[YOUR GOAL]: I need only the number of lines in this data that contain the string "TypeString".

─── MATERIAL FOR THIS TASK

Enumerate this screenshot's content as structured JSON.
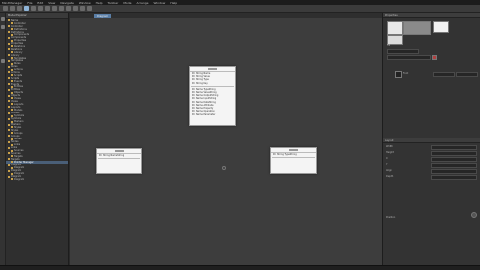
{
  "menubar": {
    "items": [
      "MindManager",
      "File",
      "Edit",
      "View",
      "Navigate",
      "Window",
      "Help",
      "Toolbar",
      "Mode",
      "Arrange",
      "Window",
      "Help"
    ]
  },
  "toolbar": {
    "buttons": [
      "new-icon",
      "open-icon",
      "save-icon",
      "cut-icon",
      "copy-icon",
      "paste-icon",
      "undo-icon",
      "redo-icon",
      "find-icon",
      "run-icon",
      "play-icon",
      "stop-icon",
      "zoom-icon"
    ]
  },
  "tree": {
    "header_label": "Model Explorer",
    "items": [
      "Name",
      "Controller",
      "Controller",
      "Definitions",
      "Definitions",
      "Components",
      "Components",
      "Properties",
      "Properties",
      "Relations",
      "Relations",
      "Library",
      "Library",
      "Templates",
      "Templates",
      "Rules",
      "Rules",
      "Actions",
      "Actions",
      "Scripts",
      "Scripts",
      "Events",
      "Events",
      "Entities",
      "Entities",
      "Objects",
      "Objects",
      "Views",
      "Views",
      "Layouts",
      "Layouts",
      "Models",
      "Models",
      "Symbols",
      "Symbols",
      "Markers",
      "Markers",
      "Styles",
      "Styles",
      "Groups",
      "Groups",
      "Nodes",
      "Nodes",
      "Links",
      "Links",
      "Sources",
      "Sources",
      "Targets",
      "Targets",
      "Pointer Manager",
      "Diagram",
      "Diagram",
      "Diagram",
      "Diagram",
      "Diagram",
      "Diagram"
    ],
    "selected_index": 49
  },
  "editor": {
    "tab_label": "Diagram"
  },
  "cards": {
    "top": {
      "rows_a": [
        "ID: String Name",
        "ID: String Value",
        "ID: String Type",
        "ID: String Key"
      ],
      "rows_b": [
        "ID: Name TypeString",
        "ID: Name ValueString",
        "ID: Name OutputString",
        "ID: Name InputString",
        "ID: Name DataString",
        "ID: Name Attribute",
        "ID: Name Property",
        "ID: Name Operation",
        "ID: Name Parameter"
      ]
    },
    "left": {
      "rows": [
        "ID: String NameString"
      ]
    },
    "right": {
      "rows": [
        "ID: String TypeString"
      ]
    }
  },
  "inspector": {
    "header_label": "Properties",
    "section_label": "Fill",
    "font_label": "Font",
    "lower_header": "Layout",
    "props": [
      "Width",
      "Height",
      "X",
      "Y",
      "Align",
      "Depth"
    ],
    "footer_label": "Position"
  }
}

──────

[SOLUTION]: 2